Alimony in Massachusetts: Rehabilitative Alimony Requires Careful Fact-finding and Comprehensive Decision-writing.
In a recent “unreported” case , Nystrom v. Nystrom, the court reversed a trial judge’s awarding rehabilitative alimony paid to the wife for a six-month period, a remedy that is limited by statute to cases where the recipient spouse “…is expected to become economically self-sufficient by a predicted time.” The trial court made 6 conclusory findings in attempted compliance with the rehabilitative alimony statute, including (not limited to) the wife’s education, continuing ability to work, her employment history in pharmaceuticals and in teaching, her decision to turn down a a pharmaceutical job offer, her average work income for 2007 – 2011 (judgment entered in May 2012) and critically that: “…she has not used her best efforts in becoming reemployed in either of these fields”. The Appeals Court found fault with the last conclusion because the record did not disclose any evidence contradictory to the wife’s own testimony about her job search, and the judge did not make findings “discrediting” the wife’s testimony. Therefore, the appellate court decided that the trial judge’s conclusion was not supported by her “subsidiary” findings.
We cannot know from the Appeals Court text whether or not the evidence itself supported the trial judge’s conclusions, but the case highlights two important points:

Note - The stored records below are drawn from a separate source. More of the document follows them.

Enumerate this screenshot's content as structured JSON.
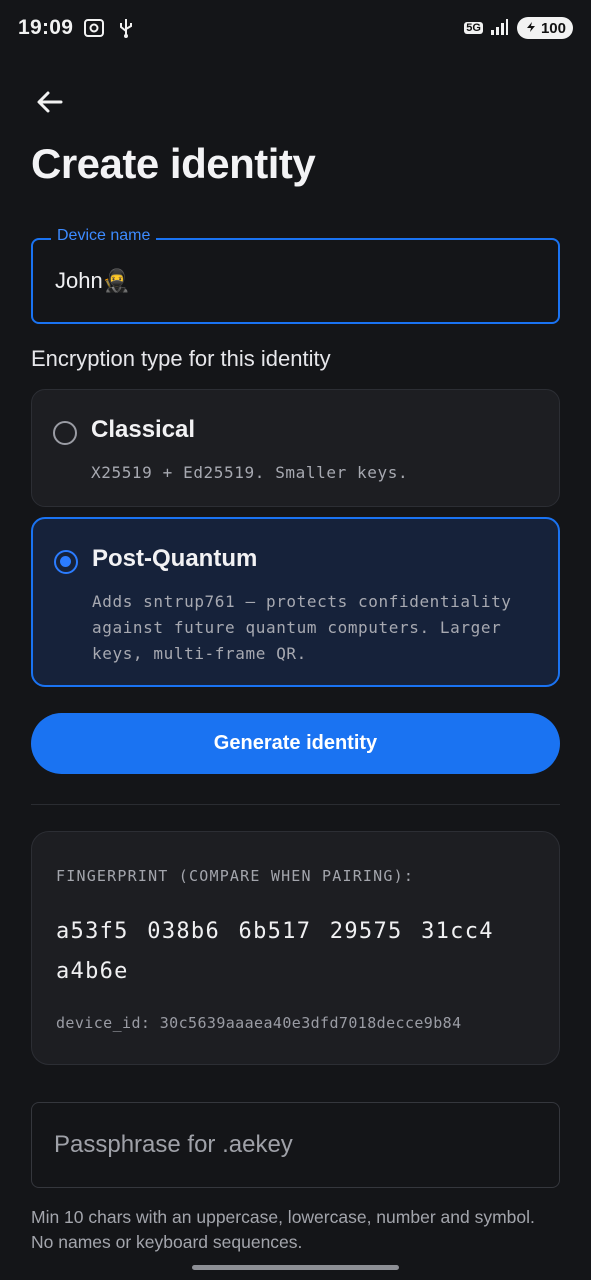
{
  "status_bar": {
    "time": "19:09",
    "network": "5G",
    "battery": "100",
    "icons": [
      "screenshot-icon",
      "usb-icon",
      "signal-icon",
      "battery-icon"
    ]
  },
  "header": {
    "back_icon": "arrow-left-icon",
    "title": "Create identity"
  },
  "device_name_field": {
    "label": "Device name",
    "value": "John🥷"
  },
  "encryption": {
    "section_label": "Encryption type for this identity",
    "options": [
      {
        "title": "Classical",
        "description": "X25519 + Ed25519. Smaller keys.",
        "selected": false
      },
      {
        "title": "Post-Quantum",
        "description": "Adds sntrup761 — protects confidentiality against future quantum computers. Larger keys, multi-frame QR.",
        "selected": true
      }
    ]
  },
  "generate_button": {
    "label": "Generate identity"
  },
  "fingerprint": {
    "label": "FINGERPRINT (COMPARE WHEN PAIRING):",
    "value": "a53f5 038b6 6b517 29575 31cc4 a4b6e",
    "device_id": "device_id: 30c5639aaaea40e3dfd7018decce9b84"
  },
  "passphrase": {
    "placeholder": "Passphrase for .aekey",
    "helper": "Min 10 chars with an uppercase, lowercase, number and symbol. No names or keyboard sequences."
  },
  "colors": {
    "background": "#141518",
    "accent": "#1a73f2",
    "card": "#1d1e22",
    "selected_card": "#16223a"
  }
}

- As a former Probate and Family Court judge (Chouteau Levine) and a present and very active arbitrator and master (William Levine), we are reminded how critical it is to write clearly and comprehensively the role that credibility plays in fact-finding, that is, if decisions arise materially from believing or disbelieving a party, it is necessary to expressly say so and to detail the evidence that supports the belief or disbelief; and
- While our recent alimony reform law (eff. 3.1.12) indicates legislative determination to limit terms of alimony, appellate courts will scrutinize those limits carefully.
1A case decided by a 3 judge panel of the state’s intermediate Appeals Court, and not reviewed by the full bench, and therefore, not formal “precedent”, but influential in practice to the extent of its persuasiveness.